• Data section
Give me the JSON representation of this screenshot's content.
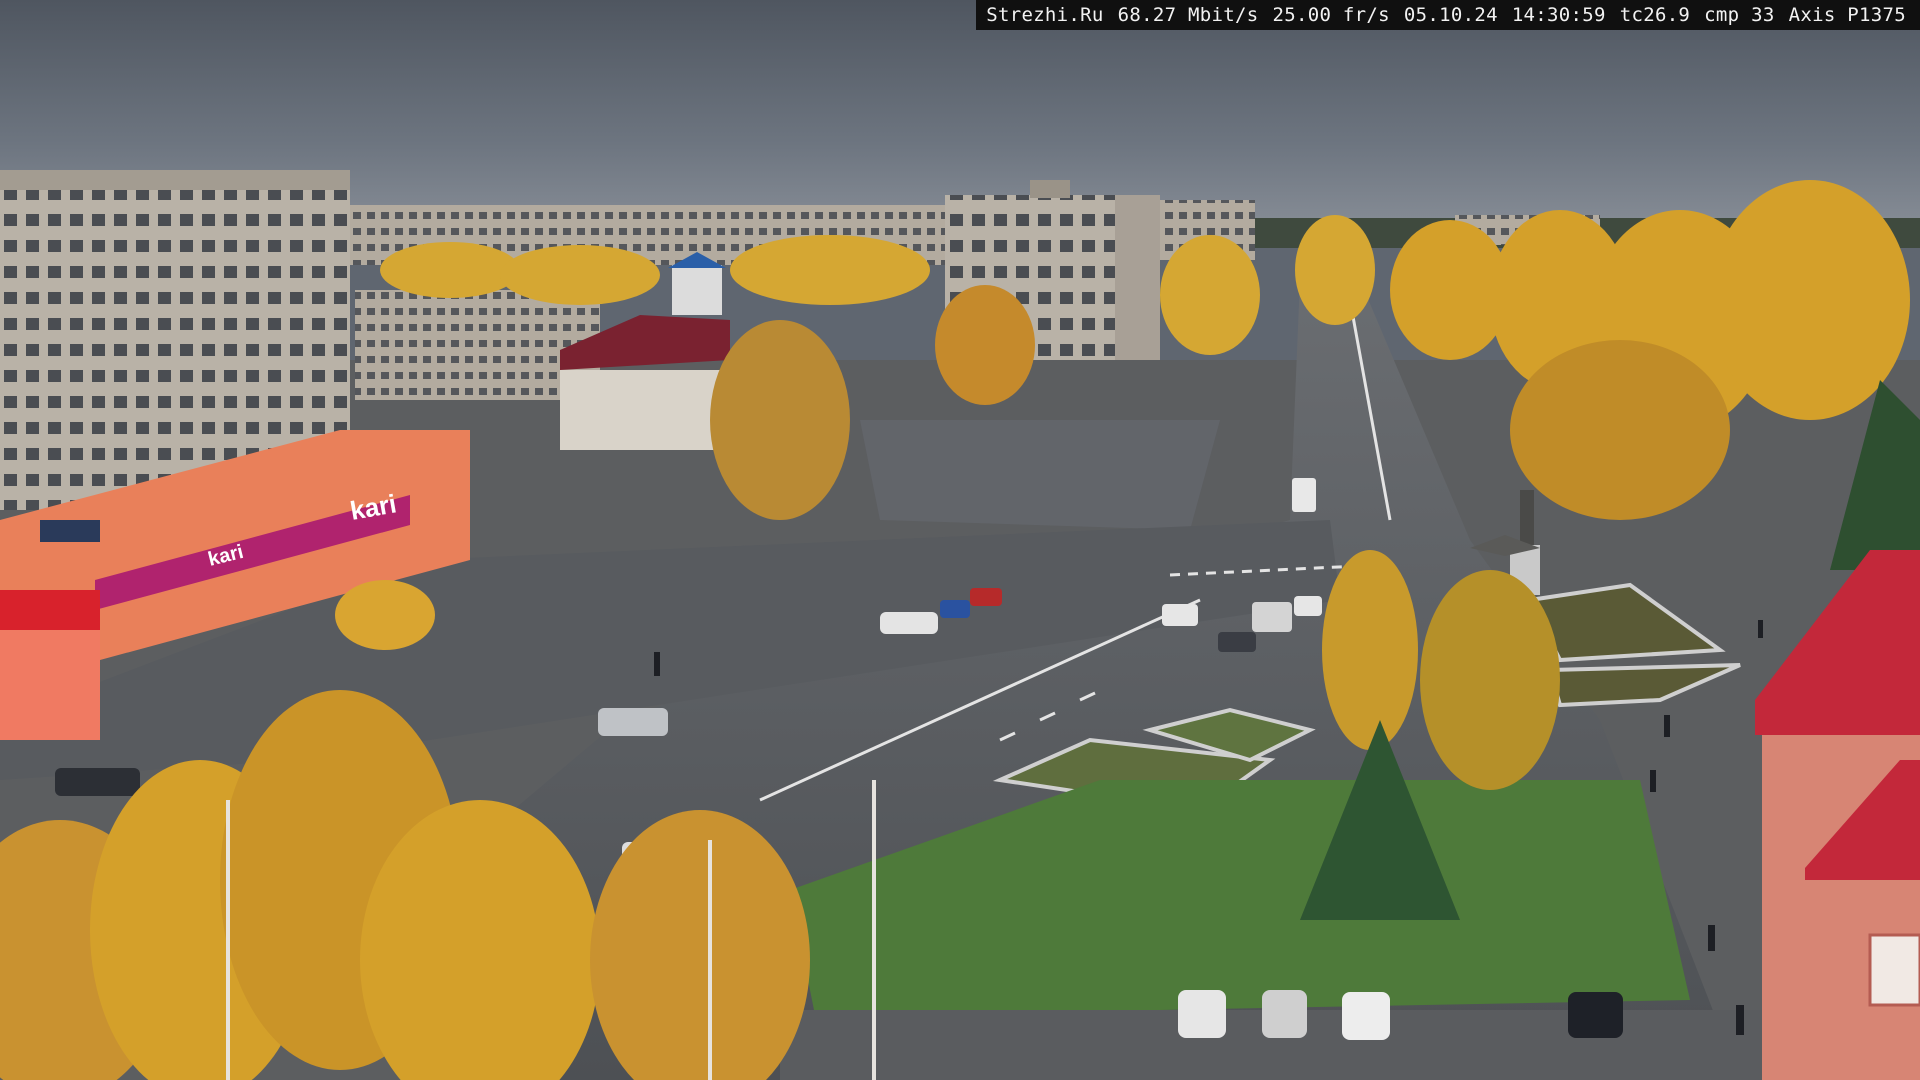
{
  "overlay": {
    "site": "Strezhi.Ru",
    "bitrate": "68.27 Mbit/s",
    "framerate": "25.00 fr/s",
    "date": "05.10.24",
    "time": "14:30:59",
    "tc": "tc26.9",
    "cmp": "cmp 33",
    "camera": "Axis P1375"
  },
  "signs": {
    "store_brand": "kari"
  },
  "colors": {
    "sky": "#6b737e",
    "asphalt": "#55585c",
    "grass": "#4e7a3a",
    "foliage_yellow": "#d4a02a",
    "store_facade": "#e9805a",
    "store_banner": "#b0236e",
    "overlay_bg": "#101010",
    "overlay_text": "#f2f2f2"
  }
}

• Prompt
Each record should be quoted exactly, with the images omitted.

• Expected answer
Give me the JSON representation of this screenshot's content.
{
  "overlay": {
    "site": "Strezhi.Ru",
    "bitrate": "68.27 Mbit/s",
    "framerate": "25.00 fr/s",
    "date": "05.10.24",
    "time": "14:30:59",
    "tc": "tc26.9",
    "cmp": "cmp 33",
    "camera": "Axis P1375"
  },
  "signs": {
    "store_brand": "kari"
  },
  "colors": {
    "sky": "#6b737e",
    "asphalt": "#55585c",
    "grass": "#4e7a3a",
    "foliage_yellow": "#d4a02a",
    "store_facade": "#e9805a",
    "store_banner": "#b0236e",
    "overlay_bg": "#101010",
    "overlay_text": "#f2f2f2"
  }
}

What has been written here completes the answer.